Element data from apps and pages
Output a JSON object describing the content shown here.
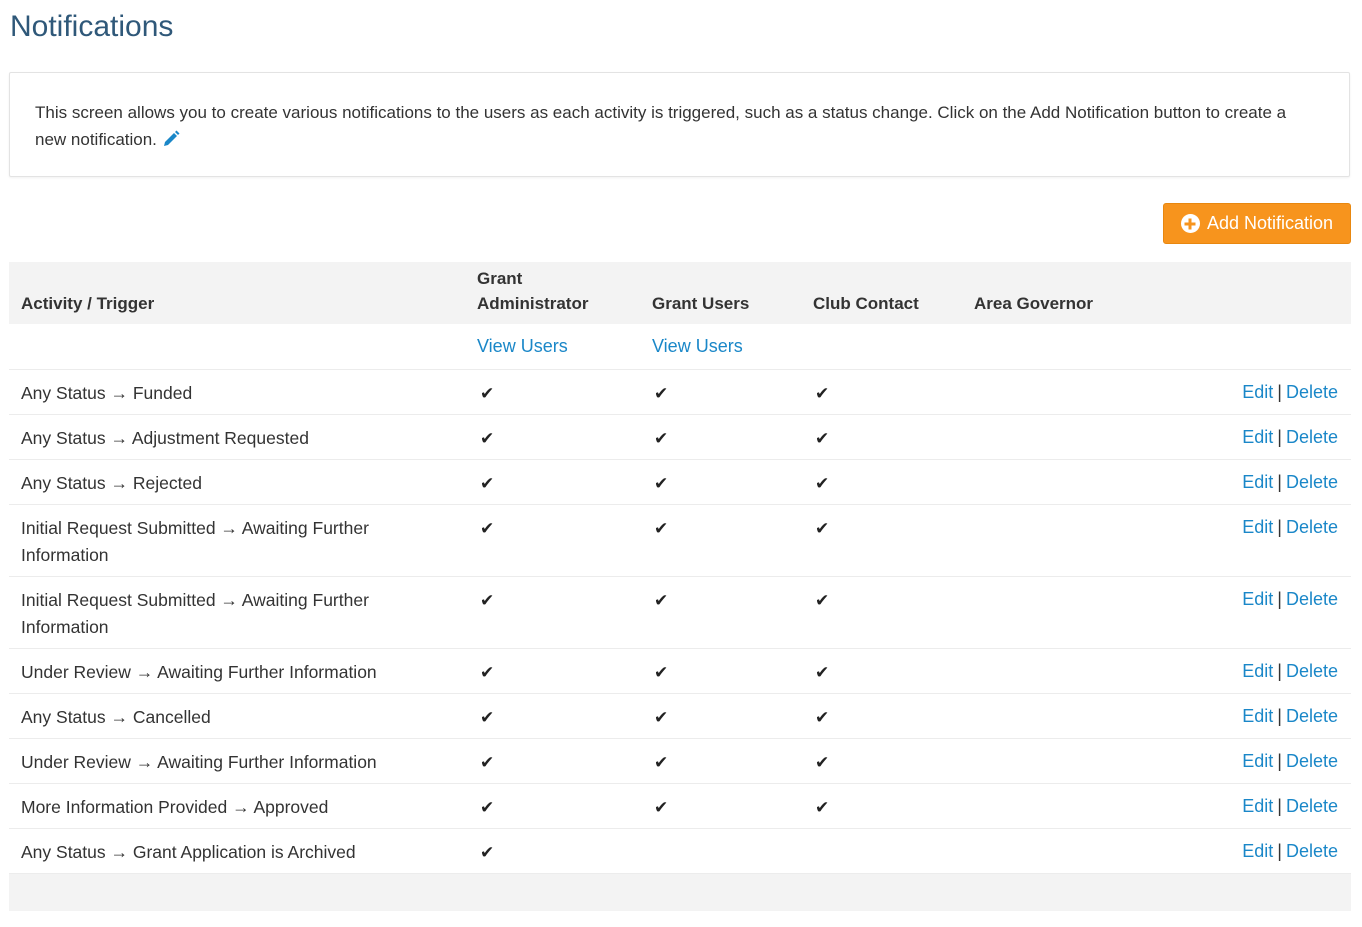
{
  "page": {
    "title": "Notifications"
  },
  "info": {
    "text": "This screen allows you to create various notifications to the users as each activity is triggered, such as a status change. Click on the Add Notification button to create a new notification."
  },
  "toolbar": {
    "add_label": "Add Notification"
  },
  "table": {
    "headers": {
      "activity": "Activity / Trigger",
      "grant_admin": "Grant Administrator",
      "grant_users": "Grant Users",
      "club_contact": "Club Contact",
      "area_governor": "Area Governor"
    },
    "view_users_label": "View Users",
    "edit_label": "Edit",
    "delete_label": "Delete",
    "separator": "|",
    "check_glyph": "✔",
    "rows": [
      {
        "trigger": "Any Status → Funded",
        "grant_admin": true,
        "grant_users": true,
        "club_contact": true,
        "area_governor": false
      },
      {
        "trigger": "Any Status → Adjustment Requested",
        "grant_admin": true,
        "grant_users": true,
        "club_contact": true,
        "area_governor": false
      },
      {
        "trigger": "Any Status → Rejected",
        "grant_admin": true,
        "grant_users": true,
        "club_contact": true,
        "area_governor": false
      },
      {
        "trigger": "Initial Request Submitted → Awaiting Further Information",
        "grant_admin": true,
        "grant_users": true,
        "club_contact": true,
        "area_governor": false
      },
      {
        "trigger": "Initial Request Submitted → Awaiting Further Information",
        "grant_admin": true,
        "grant_users": true,
        "club_contact": true,
        "area_governor": false
      },
      {
        "trigger": "Under Review → Awaiting Further Information",
        "grant_admin": true,
        "grant_users": true,
        "club_contact": true,
        "area_governor": false
      },
      {
        "trigger": "Any Status → Cancelled",
        "grant_admin": true,
        "grant_users": true,
        "club_contact": true,
        "area_governor": false
      },
      {
        "trigger": "Under Review → Awaiting Further Information",
        "grant_admin": true,
        "grant_users": true,
        "club_contact": true,
        "area_governor": false
      },
      {
        "trigger": "More Information Provided → Approved",
        "grant_admin": true,
        "grant_users": true,
        "club_contact": true,
        "area_governor": false
      },
      {
        "trigger": "Any Status → Grant Application is Archived",
        "grant_admin": true,
        "grant_users": false,
        "club_contact": false,
        "area_governor": false
      }
    ]
  },
  "colors": {
    "title": "#2f5879",
    "link": "#1a87c8",
    "accent": "#f7941d",
    "header_bg": "#f3f3f3"
  },
  "icons": {
    "info_edit": "pencil-icon",
    "add": "plus-circle-icon",
    "check": "check-icon"
  }
}
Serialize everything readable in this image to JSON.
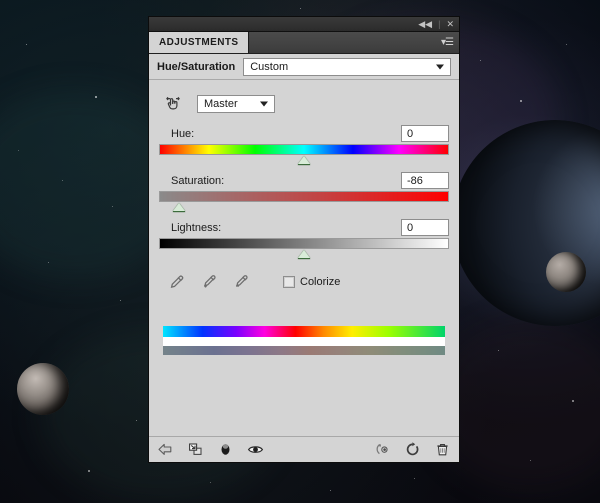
{
  "window": {
    "titlebar": {
      "collapse_icon": "collapse-to-icons",
      "collapse_glyph": "◀◀",
      "separator": "|",
      "close_icon": "close-panel",
      "close_glyph": "✕"
    },
    "tab": {
      "label": "ADJUSTMENTS",
      "menu_icon": "panel-menu-icon",
      "menu_glyph": "▾☰"
    }
  },
  "preset": {
    "title": "Hue/Saturation",
    "value": "Custom",
    "caret_icon": "chevron-down-icon"
  },
  "channel": {
    "scrubby_icon": "on-image-adjustment-icon",
    "value": "Master",
    "caret_icon": "chevron-down-icon"
  },
  "sliders": [
    {
      "name": "hue",
      "label": "Hue:",
      "value": "0",
      "thumb_percent": 50,
      "range": [
        -180,
        180
      ]
    },
    {
      "name": "saturation",
      "label": "Saturation:",
      "value": "-86",
      "thumb_percent": 7,
      "range": [
        -100,
        100
      ]
    },
    {
      "name": "lightness",
      "label": "Lightness:",
      "value": "0",
      "thumb_percent": 50,
      "range": [
        -100,
        100
      ]
    }
  ],
  "tools": {
    "eyedroppers": [
      {
        "name": "eyedropper-sample",
        "title": "Sample color"
      },
      {
        "name": "eyedropper-add",
        "title": "Add to sample"
      },
      {
        "name": "eyedropper-subtract",
        "title": "Subtract from sample"
      }
    ],
    "colorize": {
      "label": "Colorize",
      "checked": false
    }
  },
  "spectrum": {
    "top_name": "input-color-spectrum",
    "bottom_name": "output-color-spectrum"
  },
  "footer": {
    "left": [
      {
        "name": "return-to-adjustment-list-button",
        "icon": "back-arrow-icon"
      },
      {
        "name": "clip-to-layer-button",
        "icon": "clip-to-layer-icon"
      },
      {
        "name": "toggle-mask-button",
        "icon": "mask-icon"
      },
      {
        "name": "toggle-layer-visibility-button",
        "icon": "eye-icon"
      }
    ],
    "right": [
      {
        "name": "preview-previous-state-button",
        "icon": "previous-state-icon"
      },
      {
        "name": "reset-adjustment-button",
        "icon": "reset-icon"
      },
      {
        "name": "delete-adjustment-layer-button",
        "icon": "trash-icon"
      }
    ]
  },
  "colors": {
    "panel_background": "#d4d4d4",
    "titlebar": "#2b2b2b",
    "tabbar": "#3f3f3f",
    "thumb": "#d8ecd8",
    "desktop": "#07070d"
  }
}
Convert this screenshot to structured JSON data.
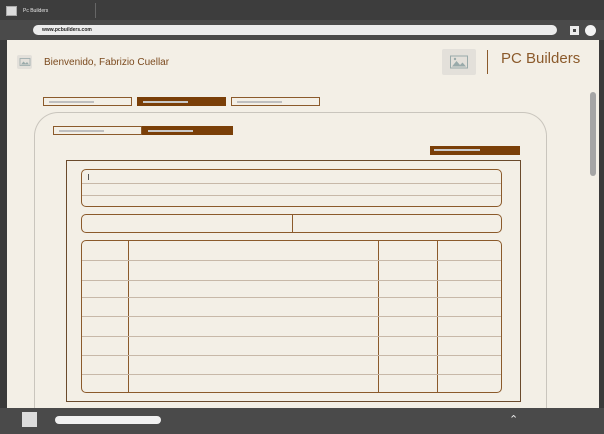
{
  "tab": {
    "title": "Pc Builders"
  },
  "address_bar": {
    "url": "www.pcbuilders.com"
  },
  "header": {
    "welcome": "Bienvenido, Fabrizio Cuellar",
    "brand": "PC Builders"
  },
  "icons": {
    "favicon": "image-placeholder-icon",
    "profile": "image-placeholder-icon",
    "logo": "image-placeholder-icon",
    "extensions": "window-icon",
    "account": "circle-avatar-icon",
    "scroll_up": "chevron-up-icon"
  },
  "bottom_bar": {
    "chevron": "⌃"
  },
  "colors": {
    "accent": "#7a3f08",
    "border": "#8b5a2b",
    "page_bg": "#f3efe6",
    "chrome": "#3d3d3d"
  }
}
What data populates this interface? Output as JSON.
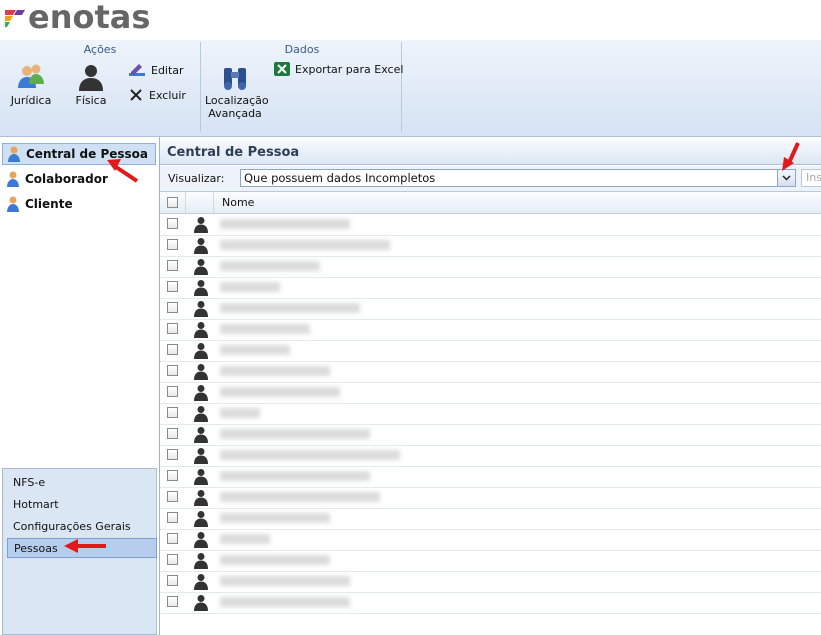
{
  "brand": {
    "name": "enotas"
  },
  "ribbon": {
    "groups": [
      {
        "title": "Ações"
      },
      {
        "title": "Dados"
      }
    ],
    "buttons": {
      "juridica": "Jurídica",
      "fisica": "Física",
      "editar": "Editar",
      "excluir": "Excluir",
      "localizacao": "Localização Avançada",
      "exportar": "Exportar para Excel"
    }
  },
  "sidebar": {
    "items": [
      {
        "label": "Central de Pessoa",
        "selected": true
      },
      {
        "label": "Colaborador",
        "selected": false
      },
      {
        "label": "Cliente",
        "selected": false
      }
    ],
    "modules": [
      {
        "label": "NFS-e",
        "selected": false
      },
      {
        "label": "Hotmart",
        "selected": false
      },
      {
        "label": "Configurações Gerais",
        "selected": false
      },
      {
        "label": "Pessoas",
        "selected": true
      }
    ]
  },
  "main": {
    "title": "Central de Pessoa",
    "filter": {
      "label": "Visualizar:",
      "selected": "Que possuem dados Incompletos",
      "search_placeholder": "Ins"
    },
    "grid": {
      "columns": [
        "Nome"
      ]
    }
  },
  "colors": {
    "accent": "#3a5a8c",
    "selection": "#cfe0f5",
    "annotation": "#e0191b"
  }
}
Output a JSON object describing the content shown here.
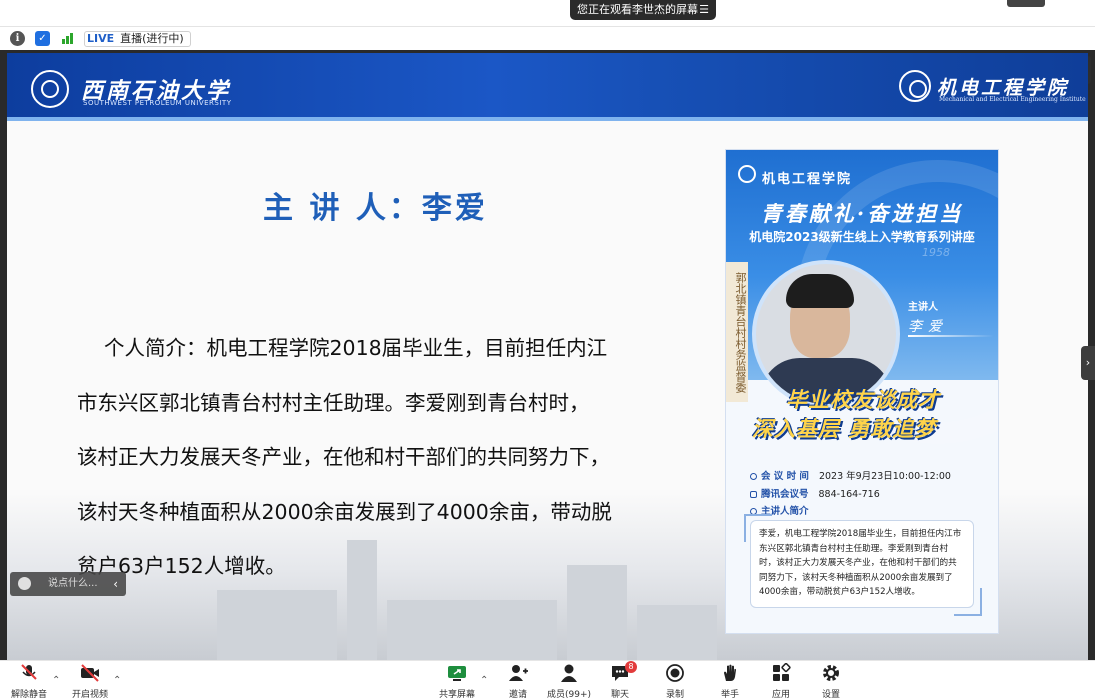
{
  "top": {
    "share_banner": "您正在观看李世杰的屏幕"
  },
  "meeting_bar": {
    "live_label": "LIVE",
    "live_status": "直播(进行中)"
  },
  "slide": {
    "university_cn": "西南石油大学",
    "university_en": "SOUTHWEST PETROLEUM UNIVERSITY",
    "college_cn": "机电工程学院",
    "college_en": "Mechanical and Electrical Engineering Institute",
    "speaker_title": "主 讲 人：李爱",
    "intro_lines": [
      "个人简介：机电工程学院2018届毕业生，目前担任内江",
      "市东兴区郭北镇青台村村主任助理。李爱刚到青台村时，",
      "该村正大力发展天冬产业，在他和村干部们的共同努力下，",
      "该村天冬种植面积从2000余亩发展到了4000余亩，带动脱",
      "贫户63户152人增收。"
    ]
  },
  "poster": {
    "college": "机电工程学院",
    "slogan": "青春献礼·奋进担当",
    "series": "机电院2023级新生线上入学教育系列讲座",
    "banner_text": "郭北镇青台村村务监督委",
    "speaker_label": "主讲人",
    "speaker_name": "李爱",
    "tag_line1": "毕业校友谈成才",
    "tag_line2": "深入基层 勇敢追梦",
    "time_key": "会 议 时 间",
    "time_value": "2023 年9月23日10:00-12:00",
    "meeting_key": "腾讯会议号",
    "meeting_value": "884-164-716",
    "intro_key": "主讲人简介",
    "intro_text": "李爱，机电工程学院2018届毕业生，目前担任内江市东兴区郭北镇青台村村主任助理。李爱刚到青台村时，该村正大力发展天冬产业，在他和村干部们的共同努力下，该村天冬种植面积从2000余亩发展到了4000余亩，带动脱贫户63户152人增收。",
    "year_mark": "1958"
  },
  "chat": {
    "placeholder": "说点什么..."
  },
  "toolbar": {
    "unmute": "解除静音",
    "video": "开启视频",
    "share": "共享屏幕",
    "invite": "邀请",
    "members": "成员(99+)",
    "chat": "聊天",
    "chat_badge": "8",
    "record": "录制",
    "raise_hand": "举手",
    "apps": "应用",
    "settings": "设置"
  },
  "colors": {
    "slide_blue": "#1b57c6",
    "title_blue": "#1f5fb8",
    "tag_yellow": "#ffd44a",
    "alert_red": "#e23b3b"
  }
}
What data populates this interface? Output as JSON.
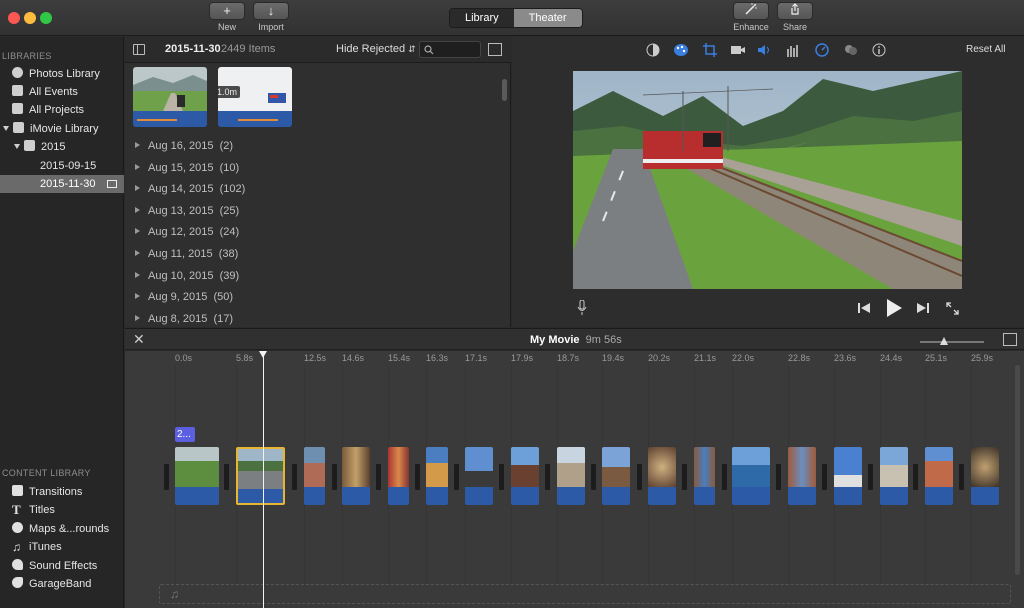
{
  "toolbar": {
    "new_label": "New",
    "import_label": "Import",
    "library_tab": "Library",
    "theater_tab": "Theater",
    "enhance_label": "Enhance",
    "share_label": "Share"
  },
  "sidebar": {
    "libraries_header": "LIBRARIES",
    "items": [
      {
        "label": "Photos Library"
      },
      {
        "label": "All Events"
      },
      {
        "label": "All Projects"
      },
      {
        "label": "iMovie Library"
      },
      {
        "label": "2015"
      },
      {
        "label": "2015-09-15"
      },
      {
        "label": "2015-11-30"
      }
    ],
    "content_header": "CONTENT LIBRARY",
    "content_items": [
      {
        "label": "Transitions"
      },
      {
        "label": "Titles"
      },
      {
        "label": "Maps &...rounds"
      },
      {
        "label": "iTunes"
      },
      {
        "label": "Sound Effects"
      },
      {
        "label": "GarageBand"
      }
    ]
  },
  "browser": {
    "event_name": "2015-11-30",
    "item_count": "2449 Items",
    "filter": "Hide Rejected",
    "thumb_duration": "1.0m",
    "events": [
      {
        "date": "Aug 16, 2015",
        "count": "(2)"
      },
      {
        "date": "Aug 15, 2015",
        "count": "(10)"
      },
      {
        "date": "Aug 14, 2015",
        "count": "(102)"
      },
      {
        "date": "Aug 13, 2015",
        "count": "(25)"
      },
      {
        "date": "Aug 12, 2015",
        "count": "(24)"
      },
      {
        "date": "Aug 11, 2015",
        "count": "(38)"
      },
      {
        "date": "Aug 10, 2015",
        "count": "(39)"
      },
      {
        "date": "Aug 9, 2015",
        "count": "(50)"
      },
      {
        "date": "Aug 8, 2015",
        "count": "(17)"
      }
    ]
  },
  "viewer": {
    "reset_all": "Reset All"
  },
  "timeline": {
    "project_title": "My Movie",
    "duration": "9m 56s",
    "title_badge": "2...",
    "ticks": [
      "0.0s",
      "5.8s",
      "12.5s",
      "14.6s",
      "15.4s",
      "16.3s",
      "17.1s",
      "17.9s",
      "18.7s",
      "19.4s",
      "20.2s",
      "21.1s",
      "22.0s",
      "22.8s",
      "23.6s",
      "24.4s",
      "25.1s",
      "25.9s"
    ]
  },
  "colors": {
    "accent_blue": "#2d5aa6",
    "selection_yellow": "#e7b530",
    "title_purple": "#5b5fe0"
  }
}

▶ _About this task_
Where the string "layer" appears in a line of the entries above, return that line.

▶ _Your solution_
        "name": "clip-to-layer-button",
        "icon": "clip-to-layer-icon"
        "name": "toggle-layer-visibility-button",
        "name": "delete-adjustment-layer-button",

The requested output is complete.